In a previous post, I said that in SystemVerilog, once you specialize a class, you can not make a group of them. Oops! Turns out that UVM does this all this time. You just need to know where to start.
Just to be clear, you are making a group of handles, an array. Every object is separate, and thus cannot organized into an array.
Where’s my sequencer?
Here is an example of a group of specialized classes. Your design may speak several protocols, so your UVM testbench needs multiple agents. In UVM, an agent speaks one protocol, such as USB or AXI. Inside the agent, a sequencer picks incoming transactions and sends them to the driver. The uvm_sequencer class is specialized for a single flavor of transactions, like these declarations.
// Inside the AXI agent class
uvm_sequencer #(axi_txn) axi_sqr; // A sequencer for AXI transactions
// Inside the USB agent class
uvm_sequencer #(usb_txn) usb_sqr; // A sequencer for USB transactions
How can your testbench organize all those sequencers? What if your testbench declared an array of handles to hold these? Is the following code legal?
sqr_array["AXI"] = axi_sqr; // Compile error
sqr_array["USB"] = usb_sqr; // Compile error

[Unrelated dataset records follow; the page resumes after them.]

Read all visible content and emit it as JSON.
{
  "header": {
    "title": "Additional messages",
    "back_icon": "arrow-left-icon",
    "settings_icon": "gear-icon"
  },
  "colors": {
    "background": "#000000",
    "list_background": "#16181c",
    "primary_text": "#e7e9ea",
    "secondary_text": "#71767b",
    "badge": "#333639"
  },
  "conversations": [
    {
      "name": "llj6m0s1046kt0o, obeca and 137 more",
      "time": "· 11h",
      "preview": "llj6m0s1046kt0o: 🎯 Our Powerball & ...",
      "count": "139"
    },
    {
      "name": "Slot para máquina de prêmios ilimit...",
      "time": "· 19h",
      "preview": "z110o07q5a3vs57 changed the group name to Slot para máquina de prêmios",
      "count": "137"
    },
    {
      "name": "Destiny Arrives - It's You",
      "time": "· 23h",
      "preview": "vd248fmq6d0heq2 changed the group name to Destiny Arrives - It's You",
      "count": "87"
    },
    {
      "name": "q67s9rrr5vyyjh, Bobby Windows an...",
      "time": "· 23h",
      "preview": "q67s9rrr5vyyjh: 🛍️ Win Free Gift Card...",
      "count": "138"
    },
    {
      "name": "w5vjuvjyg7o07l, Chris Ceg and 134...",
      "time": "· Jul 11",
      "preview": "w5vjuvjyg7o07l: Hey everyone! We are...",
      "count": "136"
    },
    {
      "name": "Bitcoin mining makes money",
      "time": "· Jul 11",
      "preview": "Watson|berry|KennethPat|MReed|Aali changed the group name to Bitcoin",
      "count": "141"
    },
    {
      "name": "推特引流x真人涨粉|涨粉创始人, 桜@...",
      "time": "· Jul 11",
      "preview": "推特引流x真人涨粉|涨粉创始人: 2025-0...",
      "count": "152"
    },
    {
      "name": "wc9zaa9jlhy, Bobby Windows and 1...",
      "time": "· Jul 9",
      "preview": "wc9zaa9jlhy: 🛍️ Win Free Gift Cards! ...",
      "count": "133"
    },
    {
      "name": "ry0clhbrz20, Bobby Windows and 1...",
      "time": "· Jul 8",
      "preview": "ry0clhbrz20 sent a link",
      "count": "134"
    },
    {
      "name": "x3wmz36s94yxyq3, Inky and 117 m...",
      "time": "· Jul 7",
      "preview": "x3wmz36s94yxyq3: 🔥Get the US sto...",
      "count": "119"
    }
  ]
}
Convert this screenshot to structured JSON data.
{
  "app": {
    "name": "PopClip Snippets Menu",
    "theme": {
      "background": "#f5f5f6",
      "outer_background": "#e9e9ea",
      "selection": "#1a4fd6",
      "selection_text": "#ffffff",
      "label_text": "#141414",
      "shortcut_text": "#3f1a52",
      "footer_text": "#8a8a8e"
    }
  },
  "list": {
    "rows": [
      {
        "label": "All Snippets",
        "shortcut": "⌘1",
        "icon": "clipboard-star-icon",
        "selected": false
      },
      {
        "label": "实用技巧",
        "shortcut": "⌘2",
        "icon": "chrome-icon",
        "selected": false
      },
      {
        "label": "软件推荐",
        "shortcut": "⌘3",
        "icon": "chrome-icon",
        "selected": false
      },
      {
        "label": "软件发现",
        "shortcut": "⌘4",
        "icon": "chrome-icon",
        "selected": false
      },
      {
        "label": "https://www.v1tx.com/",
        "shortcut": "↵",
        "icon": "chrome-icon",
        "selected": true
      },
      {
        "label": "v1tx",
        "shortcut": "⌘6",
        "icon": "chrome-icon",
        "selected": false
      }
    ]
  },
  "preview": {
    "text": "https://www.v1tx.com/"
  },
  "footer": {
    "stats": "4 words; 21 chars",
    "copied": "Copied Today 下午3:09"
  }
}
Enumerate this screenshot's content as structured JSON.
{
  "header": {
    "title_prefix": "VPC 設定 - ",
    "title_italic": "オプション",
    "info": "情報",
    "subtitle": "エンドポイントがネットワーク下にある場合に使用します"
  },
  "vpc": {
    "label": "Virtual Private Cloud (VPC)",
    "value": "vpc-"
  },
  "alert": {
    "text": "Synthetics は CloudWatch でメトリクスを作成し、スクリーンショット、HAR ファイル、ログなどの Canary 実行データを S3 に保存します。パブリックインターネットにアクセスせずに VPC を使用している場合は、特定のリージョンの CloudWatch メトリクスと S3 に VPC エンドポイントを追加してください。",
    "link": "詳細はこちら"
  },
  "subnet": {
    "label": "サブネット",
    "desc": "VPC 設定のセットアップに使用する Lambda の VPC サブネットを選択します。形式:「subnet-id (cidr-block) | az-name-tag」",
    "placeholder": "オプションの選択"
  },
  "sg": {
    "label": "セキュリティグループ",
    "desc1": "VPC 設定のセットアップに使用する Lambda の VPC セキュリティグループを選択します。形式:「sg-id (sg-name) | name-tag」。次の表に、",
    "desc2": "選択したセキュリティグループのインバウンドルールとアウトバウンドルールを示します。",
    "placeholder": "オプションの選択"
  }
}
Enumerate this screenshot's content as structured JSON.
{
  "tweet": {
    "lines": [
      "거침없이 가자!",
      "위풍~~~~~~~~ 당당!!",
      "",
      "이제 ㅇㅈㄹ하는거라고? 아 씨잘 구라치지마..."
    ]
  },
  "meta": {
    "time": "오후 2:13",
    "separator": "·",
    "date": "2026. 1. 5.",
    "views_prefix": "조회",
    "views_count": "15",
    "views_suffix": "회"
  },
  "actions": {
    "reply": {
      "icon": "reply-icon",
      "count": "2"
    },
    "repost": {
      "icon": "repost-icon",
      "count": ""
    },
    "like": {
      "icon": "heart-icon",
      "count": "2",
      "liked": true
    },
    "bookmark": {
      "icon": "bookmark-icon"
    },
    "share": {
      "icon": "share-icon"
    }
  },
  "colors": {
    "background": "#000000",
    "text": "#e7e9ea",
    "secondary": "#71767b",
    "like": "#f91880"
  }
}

This won’t compile because when you specialized the class uvm_sequencer, it created a new type, and this is not compatible with the base uvm_sequencer, or the USB specialization. The full example requires a lot of support code, so let’s make a smaller example, without UVM.
Back to basics
There is a solution, which you can see by peeking at the UVM source code where the parameterized class uvm_sequencer is eventually extended from the non-parameterized class, uvm_sequencer base.
Let’s make a simple base class with a name property, and no parameters. The function print() displays the class name.
virtual function void print();
Now make a derived class that has a integer parameter.
class Dparm #(int N=42) extends Base;
bit [N-1:0] p;
function void print();
Now you can make a group of handles. Declare them as an associative array of the base type, called a pool. Also declare another base handle, and a few of the derived type with different specializations.
Base bpool[string], b; // Pool of base handles, and temp
Dparm#(1) d1; // Derived with #1
Dparm#(2) d2; // Derived with #2
Does this work? Can you really make an array of handles that point to different specializations? Try this on your favorite simulator and see what happens.
b = new("b"); // Base handle to base object
bpool["b"] = b; // Save in base pool
d1 = new("d1"); //
bpool["d1"] = d1; // Save in base pool
d2 = new("d2"); //
bpool["d2"] = d2; // Save in base pool
$display("Print the object types");
foreach (pool[i]) // Wade through pool
pool[i].print(); // and print objects
Passing and assigning handles
You can assign a handle of a specialized type to a base handle. Here is a module-level function that calls the print() method.
function void print(input Base b_arg);
You can call it as follows.
print(b); // Print base object
print(d1); // Print some specialized types
print(d2); // Equivalent to: b_arg = d2;
What if you want to assign to a derived specialized handle from a base handle? I’m out of space, so you are going to have to peek at a previous SystemVerilog OOP post and see what works.
When you specialize a parameterized class, you are creating a new type, incompatible with other specializations. However, if the parameterized class extends a base class, you can assign a specialized handle to a base handle.
You can learn more about these topics including Oriented Programming with the Siemens SystemVerilog for Verification course. It is offered in instructor led format by our industry expert instructors, or in a self-paced on-demand format. It can also be tailored to address your specific design goals and show you how to set up an environment for reuse for additional designs. Also, you can now earn a digital badge/level 1 certificate by taking our Advanced Topics Badging Exam. This will enable you to showcase your knowledge of this topic by displaying the badge in your social media and email signature.